FLORENCE – Three Francis Marion University faculty members were honored for outstanding individual work during the past year at a faculty recognition banquet on April 22.
J. Mark Blackwell of Myrtle Beach was given the Award of Excellence in Teaching; Jon Tuttle of Florence was presented the Award for Excellence in Research; and Tammy H. Pawloski of Florence received the Award for Excellence in Service. Each award carries a cash prize.
“For 40 years, Francis Marion’s professors have exemplified the very highest standards in teaching, scholarship and service,” said FMU President Fred Carter. “The efforts of Mark, Jon and Tammy continue this tradition and highlight the extraordinary capabilities of the finest collegiate faculty in the state. I am very proud of them and their accomplishments.”
Blackwell joined the FMU faculty as a part-time instructor of philosophy and religious studies in 2000. The following year, he was named assistant professor of religious studies. In 2009, he was promoted to associate professor. Blackwell has taught courses about the Old Testament, New Testament, Muslim Experience and the Christian Philosophy in the Middle Ages.
In 2005, Blackwell was inducted into Phi Kappa Phi, a national honor society designed to recognize and cultivate scholarly distinction in students and faculty. He has taught at least one Honors Program course per academic year.
He earned the B.A. degree in English from George Mason University, the Master of Divinity degree from the Southern Baptist Theological Seminary in Louisville, Ky., and earned the Ph.D. from the University of Sheffield (England).
Tuttle joined the FMU faculty in 1990 where he specializes in dramatic and modern literature. A former head of the FMU Honors Program, Tuttle is playwright-in-residence and literary manager at Trustus Theatre in Columbia. Tuttle’s plays have won national and regional awards and received almost 100 productions and staged readings in 25 states.
His plays include—Holy Ghost, which premiered at Trustus in August 2005; The White Problem, which was commissioned by and premiered at the University of South Carolina before moving to the 2001 Piccolo Spoleto Festival; Drift, winner of the 1998 S.C. Playwrights’ Festival Award and 2003 silver medalist in the Pinter Review international competition; The Hammerstone, winner of the 1994 S.C. Playwrights’ Festival Award and scheduled for production at FMU in 2006; Terminal Café, winner of the S.C. New Voices’ Award; Sonata for Armadillos, which has been produced several times off-Broadway and more than 30 times around the country; and A Fish Story, a finalist in the 1993 Interplay International Play Festival competition.

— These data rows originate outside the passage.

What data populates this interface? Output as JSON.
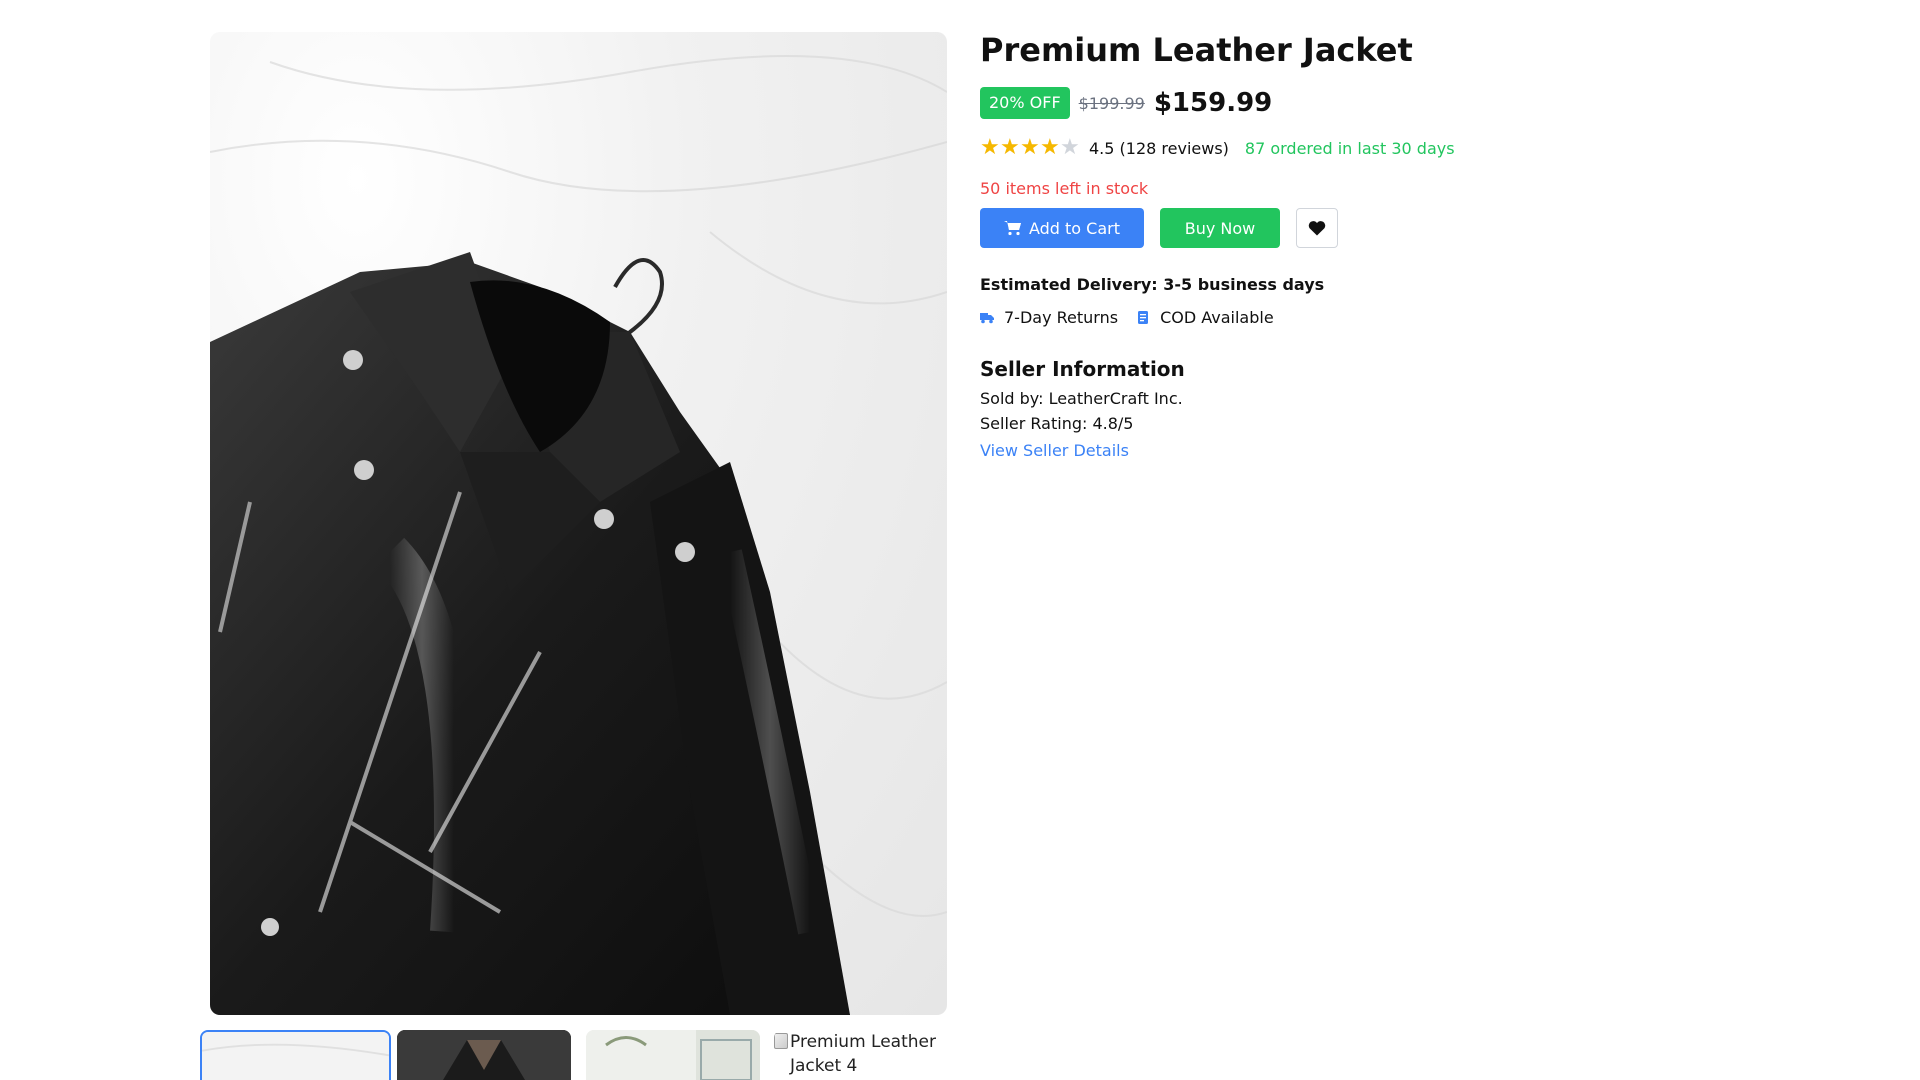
{
  "product": {
    "title": "Premium Leather Jacket",
    "discount_badge": "20% OFF",
    "original_price": "$199.99",
    "sale_price": "$159.99",
    "rating_value": 4.5,
    "rating_text": "4.5 (128 reviews)",
    "ordered_text": "87 ordered in last 30 days",
    "stock_text": "50 items left in stock"
  },
  "gallery": {
    "main_image_alt": "Premium Leather Jacket",
    "thumbnails": [
      {
        "alt": "Premium Leather Jacket 1",
        "selected": true
      },
      {
        "alt": "Premium Leather Jacket 2",
        "selected": false
      },
      {
        "alt": "Premium Leather Jacket 3",
        "selected": false
      },
      {
        "alt": "Premium Leather Jacket 4",
        "selected": false
      }
    ],
    "broken_thumb_text": "Premium Leather Jacket 4"
  },
  "actions": {
    "add_to_cart": "Add to Cart",
    "buy_now": "Buy Now",
    "wishlist_icon": "heart-icon"
  },
  "delivery": {
    "estimate": "Estimated Delivery: 3-5 business days",
    "features": [
      {
        "icon": "truck-icon",
        "label": "7-Day Returns"
      },
      {
        "icon": "receipt-icon",
        "label": "COD Available"
      }
    ]
  },
  "seller": {
    "heading": "Seller Information",
    "sold_by": "Sold by: LeatherCraft Inc.",
    "rating": "Seller Rating: 4.8/5",
    "link": "View Seller Details"
  },
  "colors": {
    "accent_blue": "#3b82f6",
    "accent_green": "#22c55e",
    "alert_red": "#ef4444",
    "star_gold": "#f5b800"
  }
}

Tuttle also has published numerous articles, made many academic presentations, conducted writers’ workshops and served as adjudicator for various playwriting and fellowship competitions. His research interests include dramatic and modern literature. He is a member of Sigma Tau Delta English Honor Society, Phi Kappa Phi Honor Society and Alpha Psi Omega Dramatic Fraternity. Tuttle earned a bachelor’s degree in mass communications from the University of Utah, and master’s and doctoral degrees in English from the University of New Mexico, where he also taught. He also earned a certificate in modern British literature and culture from Edinburgh University in Scotland.

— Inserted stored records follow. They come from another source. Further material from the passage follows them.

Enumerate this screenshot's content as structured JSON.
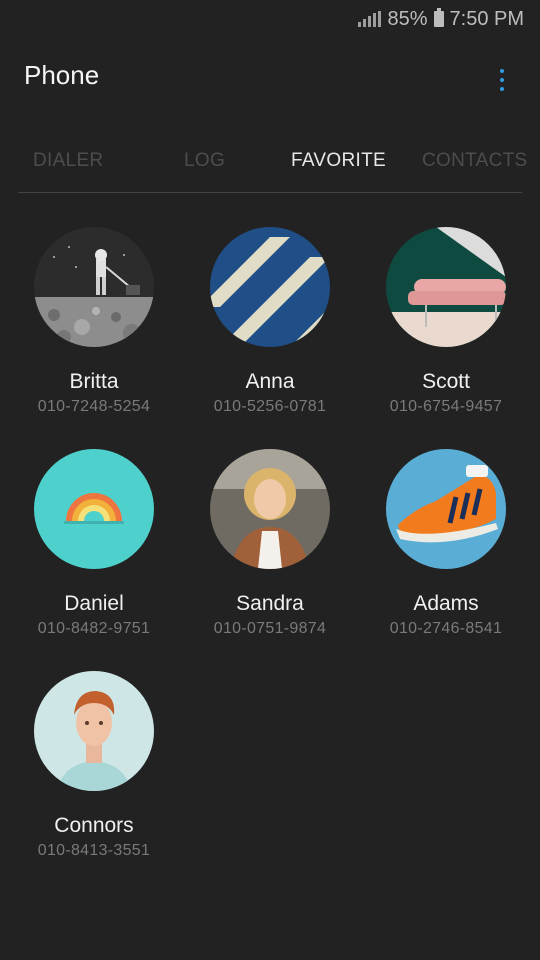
{
  "status": {
    "battery": "85%",
    "time": "7:50 PM"
  },
  "app": {
    "title": "Phone"
  },
  "tabs": [
    {
      "label": "DIALER",
      "active": false
    },
    {
      "label": "LOG",
      "active": false
    },
    {
      "label": "FAVORITE",
      "active": true
    },
    {
      "label": "CONTACTS",
      "active": false
    }
  ],
  "favorites": [
    {
      "name": "Britta",
      "phone": "010-7248-5254"
    },
    {
      "name": "Anna",
      "phone": "010-5256-0781"
    },
    {
      "name": "Scott",
      "phone": "010-6754-9457"
    },
    {
      "name": "Daniel",
      "phone": "010-8482-9751"
    },
    {
      "name": "Sandra",
      "phone": "010-0751-9874"
    },
    {
      "name": "Adams",
      "phone": "010-2746-8541"
    },
    {
      "name": "Connors",
      "phone": "010-8413-3551"
    }
  ],
  "colors": {
    "background": "#222222",
    "accent": "#2e9de2"
  }
}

Pawloski joined the faculty in 2000 as an associate professor of education. She is currently a professor of early childhood education and director of the Center of Excellence to Prepare Teachers of Children of Poverty at FMU. She attended school in the impoverished areas of rural Horry and Allendale counties of South Carolina and after earning the bachelor’s degree in early childhood education from the University of South Carolina (Aiken), she returned to those same rural areas to teach kindergarten and primary grades.
Pawloski holds an M.Ed., Ed.S. and a Ph.D. from the University of South Carolina. Prior to coming to FMU, she served on the faculties of the University of South Carolina and Ventura College and Pepperdine University in Southern California. She has published numerous articles, made many academic presentations and conducted workshops concerning family partnerships with education, curriculum design and developmentally appropriate practices in early childhood education.
Pawloski has also received countless honors for her work to increase the teaching effectiveness with children of poverty.
Glen Gourley Jr. , professor of theatre and speech, was presented the Shared Governance Award, sponsored by the FMU Chapter of the American Association of University Professors. This award is given to a faculty member who demonstrates commitment to the principles of shared governance between the faculty, administration and the board of trustees. A native of Sweetwater, Tenn., he has been a member of the FMU faculty since 1985. He was appointed to the Peter D. Hyman Chair in Art in 2007 and selected the J. Lorin Mason Distinguished Professor for the 2007-08 academic year. He earned an associate’s degree from Hiwassee College, a bachelor’s degree in theatre from the University of Montevallo and a master’s in fine arts from the University of Mississippi.